The back of a football player wearing a jersey that reads "West Point" and a gold helmet

This week, the Media Freedom and Information Access Clinic (MFIA) filed suit against the United States Military Academy at West Point and the nonprofit entity that runs its athletics programs, seeking a court order to disclose records about lucrative contracts and licensing agreements. By failing to release the records after repeated requests from a sports writer, West Point and the affiliated entity are in violation of the Freedom of Information Act (FOIA), the lawsuit alleges.

According to the lawsuit, MFIA’s client, sports journalist Daniel Libit, was stymied from receiving basic information about the programs when the military institution and its association refused to search for and provide records in response to his FOIA requests. 

West Point established the Army West Point Athletic Association (AWPAA) in 2015 as a way to stay competitive in the $14 billion college sports industry. West Point and other military service academies, which are subject to federal financial restrictions, were being outspent by other Division I heavyweights. Spinning off a federally-chartered nonprofit enabled West Point’s sports programs to more competitively take in revenue, lure athletes, and pay coaches. By 2018, West Point had migrated personnel management, contracts, sponsorships and oversight of athletics facilities to AWPAA. 

In 2022, in reporting for the online news service Sportico, Libit filed three FOIA requests with West Point and AWPAA. Libit sought important financial information about potentially lucrative agreements, including coaches’ employment contracts, multimedia and apparel agreements and the contract between the service academy and its deputized athletic association. 

Neither organization provided any records, even after Libit filed appeals, according to the lawsuit.
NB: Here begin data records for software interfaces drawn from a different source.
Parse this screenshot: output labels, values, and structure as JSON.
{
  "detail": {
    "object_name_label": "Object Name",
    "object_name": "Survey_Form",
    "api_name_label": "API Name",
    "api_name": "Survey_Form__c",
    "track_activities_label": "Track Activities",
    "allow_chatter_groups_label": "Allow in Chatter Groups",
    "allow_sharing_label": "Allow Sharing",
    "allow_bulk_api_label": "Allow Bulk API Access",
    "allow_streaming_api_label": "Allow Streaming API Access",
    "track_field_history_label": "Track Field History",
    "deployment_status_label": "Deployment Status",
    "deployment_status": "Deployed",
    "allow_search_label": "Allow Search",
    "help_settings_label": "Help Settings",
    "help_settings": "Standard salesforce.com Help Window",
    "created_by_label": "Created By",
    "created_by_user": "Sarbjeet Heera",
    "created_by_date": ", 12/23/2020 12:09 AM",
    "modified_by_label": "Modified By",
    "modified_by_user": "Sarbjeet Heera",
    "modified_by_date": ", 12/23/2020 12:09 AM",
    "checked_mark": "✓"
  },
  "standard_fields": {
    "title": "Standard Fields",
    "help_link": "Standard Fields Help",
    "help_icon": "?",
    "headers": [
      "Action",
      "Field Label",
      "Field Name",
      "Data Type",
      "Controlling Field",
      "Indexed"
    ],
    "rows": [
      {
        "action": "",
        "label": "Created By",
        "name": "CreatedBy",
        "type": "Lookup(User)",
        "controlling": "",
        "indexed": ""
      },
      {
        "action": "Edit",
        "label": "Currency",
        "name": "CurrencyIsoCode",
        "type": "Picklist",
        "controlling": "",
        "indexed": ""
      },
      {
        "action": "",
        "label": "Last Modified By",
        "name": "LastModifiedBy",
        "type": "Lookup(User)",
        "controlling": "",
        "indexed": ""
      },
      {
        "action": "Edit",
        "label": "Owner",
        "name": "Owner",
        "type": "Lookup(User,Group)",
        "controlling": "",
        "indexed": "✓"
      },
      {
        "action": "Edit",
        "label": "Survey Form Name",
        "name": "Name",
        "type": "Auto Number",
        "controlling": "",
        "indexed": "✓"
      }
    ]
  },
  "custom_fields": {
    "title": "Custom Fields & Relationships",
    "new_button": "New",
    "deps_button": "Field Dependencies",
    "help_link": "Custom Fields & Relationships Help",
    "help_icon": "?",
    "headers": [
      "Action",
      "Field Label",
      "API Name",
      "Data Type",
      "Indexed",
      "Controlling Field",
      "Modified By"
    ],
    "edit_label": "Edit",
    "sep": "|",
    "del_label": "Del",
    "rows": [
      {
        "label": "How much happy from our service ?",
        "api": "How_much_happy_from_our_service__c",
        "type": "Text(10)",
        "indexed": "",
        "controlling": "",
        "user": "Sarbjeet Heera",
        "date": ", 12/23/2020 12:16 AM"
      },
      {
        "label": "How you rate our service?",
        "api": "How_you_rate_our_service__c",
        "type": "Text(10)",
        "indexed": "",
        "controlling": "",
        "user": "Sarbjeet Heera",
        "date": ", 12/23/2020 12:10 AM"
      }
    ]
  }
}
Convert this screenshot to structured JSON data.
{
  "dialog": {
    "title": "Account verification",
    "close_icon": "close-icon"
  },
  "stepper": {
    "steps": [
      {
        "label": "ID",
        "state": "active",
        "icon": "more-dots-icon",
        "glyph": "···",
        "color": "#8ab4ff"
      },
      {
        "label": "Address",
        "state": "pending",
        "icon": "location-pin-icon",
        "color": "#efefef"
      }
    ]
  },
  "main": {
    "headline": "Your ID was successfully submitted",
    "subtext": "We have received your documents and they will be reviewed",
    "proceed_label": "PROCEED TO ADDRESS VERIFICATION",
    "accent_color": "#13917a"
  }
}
West Point claimed the records were AWPAA’s and directed Libit to them, while AWPAA claimed that as a nonprofit it was a “non-federal entity” not subject to FOIA. 

MFIA’s complaint disputes both claims, pointing out that West Point has legal and logistical control over AWPAA and its records, which obligates it to produce the records Libit requested. AWPAA is a government-controlled corporation that exists exclusively to serve West Point. What’s more, in tax filings as well as its own bylaws, the organization has indicated that it is a government agency. As such, the lawsuit argues, the organization is subject to FOIA, and in failing to release the documents Libit requested, it violated the statute.

“Federal agencies shouldn’t be able to hide parts of their activities from public scrutiny by apportioning them out to non-profit entities the agencies control,” said Kelsey Eberly, Clinical Lecturer and Abrams Fellow at MFIA. “Today it’s West Point hiding its athletics contracts, but tomorrow it could be almost any federal agency with business it would rather conduct in the dark.”  

The Media Freedom and Information Access Clinic (MFIA) at Yale Law School is a law student clinic dedicated to increasing government transparency, defending the essential work of news gatherers, and protecting freedom of expression by providing pro bono legal services, pursuing impact litigation and developing policy initiatives.